"In Roper, she sees escape from a life that is not going the way she had hoped," Debicki says. "Perhaps she's convinced herself that she loves him, but I think that when you see Richard Roper ... you completely understand why she would. He's so charming, he's charismatic, he's funny, he's smart, he protects her. She lives in willful ignorance because if she was to sit down and ask him and he was to divulge the reality of his situation, she knows it's morally ambiguous ... but I don't think that she knows the specifics that he is an arms dealer. It's Jonathan Pine that really tips her over into this completely dismantled place."
The Suspicious Supporter

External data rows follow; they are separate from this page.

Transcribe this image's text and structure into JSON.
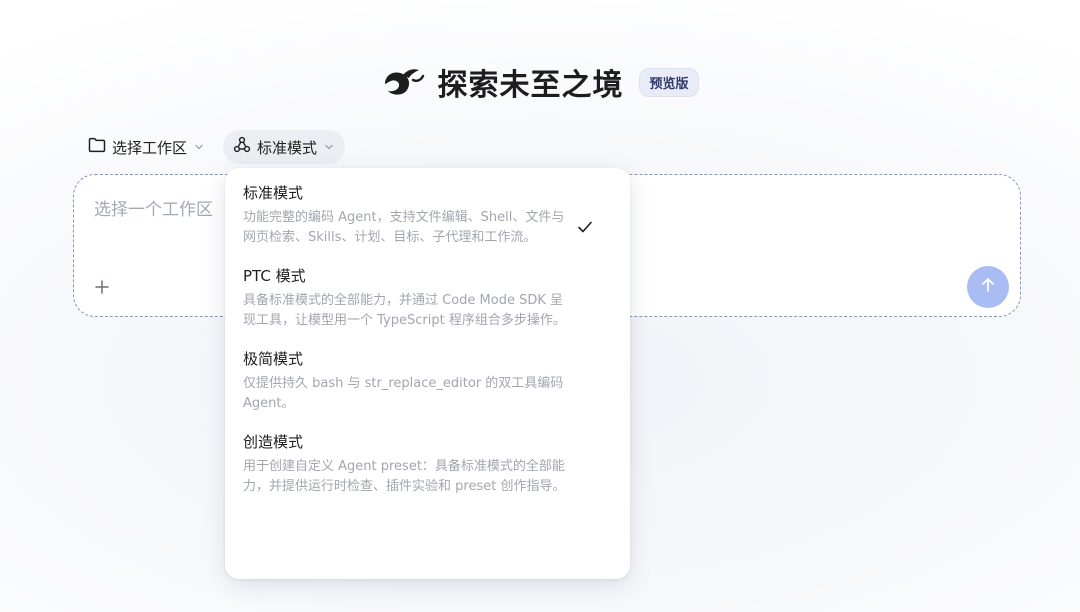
{
  "header": {
    "title": "探索未至之境",
    "badge": "预览版",
    "logo_icon": "whale-logo-icon"
  },
  "toolbar": {
    "workspace_label": "选择工作区",
    "mode_label": "标准模式"
  },
  "input": {
    "placeholder": "选择一个工作区"
  },
  "colors": {
    "send_button": "#a9bdf4",
    "badge_bg": "#e9ecf6",
    "badge_text": "#2f3a6b"
  },
  "mode_menu": {
    "selected": "标准模式",
    "items": [
      {
        "title": "标准模式",
        "description": "功能完整的编码 Agent，支持文件编辑、Shell、文件与网页检索、Skills、计划、目标、子代理和工作流。",
        "selected": true
      },
      {
        "title": "PTC 模式",
        "description": "具备标准模式的全部能力，并通过 Code Mode SDK 呈现工具，让模型用一个 TypeScript 程序组合多步操作。",
        "selected": false
      },
      {
        "title": "极简模式",
        "description": "仅提供持久 bash 与 str_replace_editor 的双工具编码 Agent。",
        "selected": false
      },
      {
        "title": "创造模式",
        "description": "用于创建自定义 Agent preset：具备标准模式的全部能力，并提供运行时检查、插件实验和 preset 创作指导。",
        "selected": false
      }
    ]
  }
}
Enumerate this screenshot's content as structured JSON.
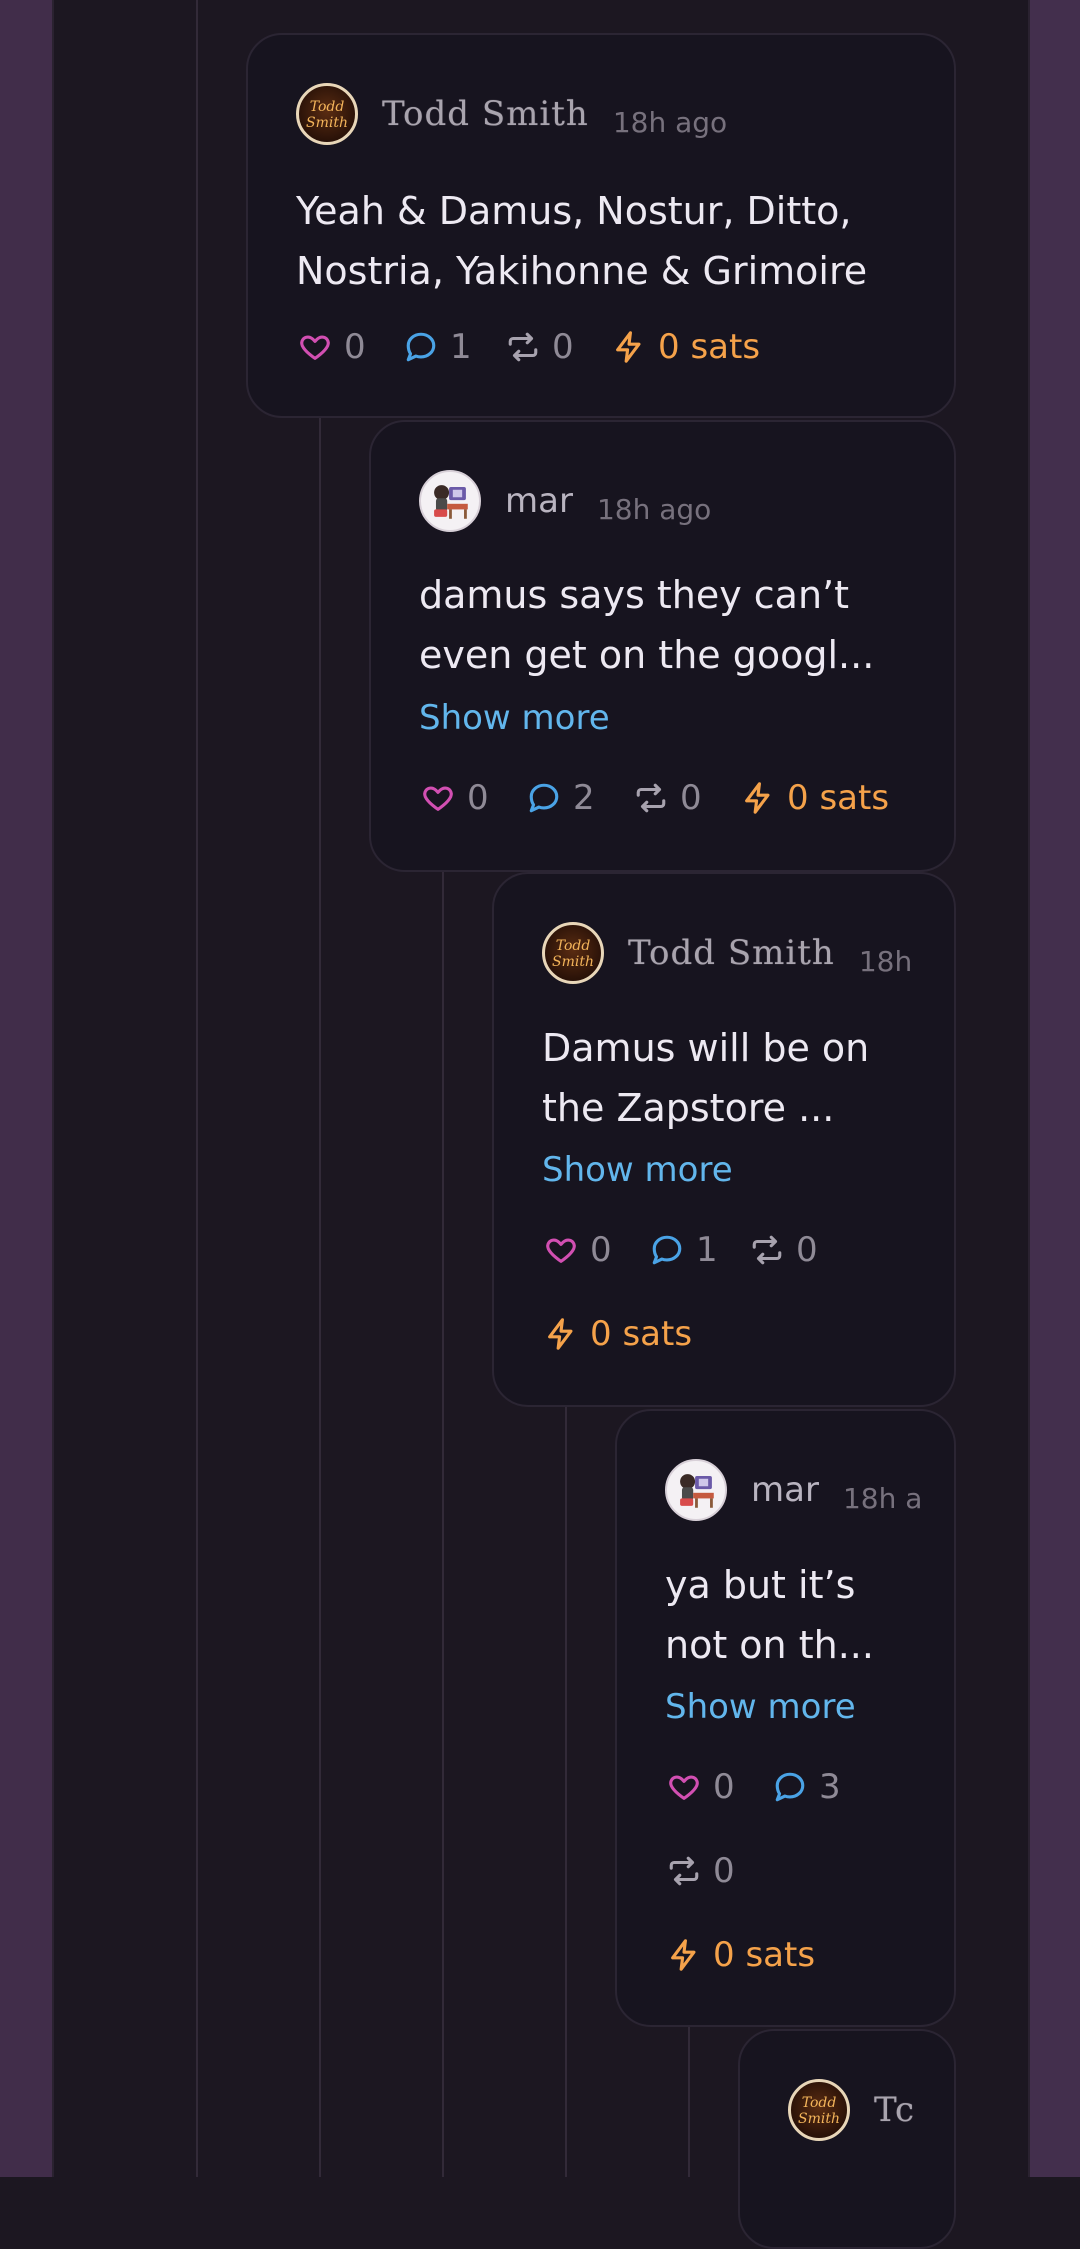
{
  "colors": {
    "like": "#d24fb2",
    "reply": "#4aa3e6",
    "zap": "#f5a24a",
    "link": "#62b6ec",
    "background": "#1c1721",
    "sidebar": "#412d4a"
  },
  "icons": {
    "like": "heart-icon",
    "reply": "comment-icon",
    "repost": "repost-icon",
    "zap": "lightning-icon"
  },
  "posts": [
    {
      "author": "Todd Smith",
      "time": "18h ago",
      "lines": [
        "Yeah & Damus, Nostur, Ditto,",
        "Nostria, Yakihonne & Grimoire"
      ],
      "likes": "0",
      "replies": "1",
      "reposts": "0",
      "zaps": "0 sats"
    },
    {
      "author": "mar",
      "time": "18h ago",
      "lines": [
        "damus says they can’t",
        "even get on the googl..."
      ],
      "show_more": "Show more",
      "likes": "0",
      "replies": "2",
      "reposts": "0",
      "zaps": "0 sats"
    },
    {
      "author": "Todd Smith",
      "time": "18h",
      "lines": [
        "Damus will be on",
        "the Zapstore ..."
      ],
      "show_more": "Show more",
      "likes": "0",
      "replies": "1",
      "reposts": "0",
      "zaps": "0 sats"
    },
    {
      "author": "mar",
      "time": "18h a",
      "lines": [
        "ya but it’s",
        "not on th..."
      ],
      "show_more": "Show more",
      "likes": "0",
      "replies": "3",
      "reposts": "0",
      "zaps": "0 sats"
    },
    {
      "author": "Tc"
    }
  ]
}
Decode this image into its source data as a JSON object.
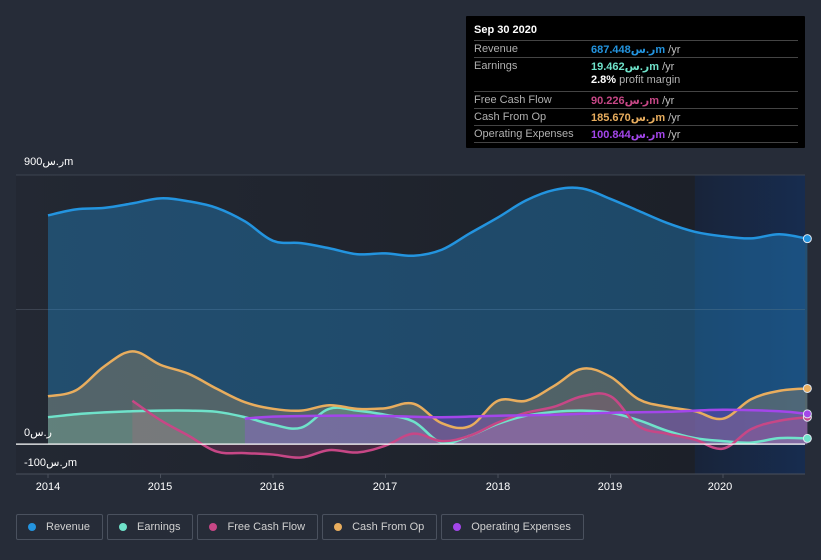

Roper's chief of staff, Major Corkoran, aka "Corky" (Hollander), appears to be the only one who senses that Pine may have an ulterior motive in helping Roper. 
"Corky plays a character who is sort of been demonized by his physical being," Bier says of Hollander's character. "He's got longing and he's got affections and he doesn't really fit into the world. That makes him incredibly sensitive to everything that is going on. He is constantly suspicious of Pine and he's constantly the biggest danger to Pine's mission. And we know he's a real villain, but he's also someone who is irresistible to be around." 
The Exotic Locales
The miniseries takes place in London, Cairo, Switzerland, the Middle East and Mallorca, the latter of which acts as almost a miniature nation and base of operations for Roper. "It really highlights the extraordinary life that Roper can afford to lead," Colman says about the globe-trotting adventures. "I think as a viewer as well, that escapism, that sort of little view into a world that most of us never see and then it's quite shocking when you realize, 'Oh God, how he got there. And I'm slightly disappointed in myself for liking it so much.'" 
As a film director, Bier made sure to shoot The Night Manager to feel as cinematic as possible. "Jonathan Pine is an agent sent into this lavish world of Richard Roper. The whole thing is about, we wonder if he's going to be seduced by it or whether he's going to stay true to his initial mission," she explains. "For that moral dilemma to actually play, the world needs to be very seductive, the world needs to be very lavish. You need the visual storytelling in order to understand the story."
The James Bond Factor
Roper's lush lifestyle of bespoke suits, private jets and high-tech toys eventually leads to a scene where Pine enters a casino and orders a vodka martini. The parallels to the James Bond iconography has even caused fans who've already seen the miniseries internationally to call the effort Hiddleston's 007 audition. 
But Bier denies any link to the famous spy. "It's coincidence," she says. "A casino is part of that world. Drinking drinks is part of that world. Once you deal with the world of spies and it's British, it's inevitable that you touch upon similar ground." 
The Night Manager premieres Tuesday at 10 p.m. ET/PT on AMC.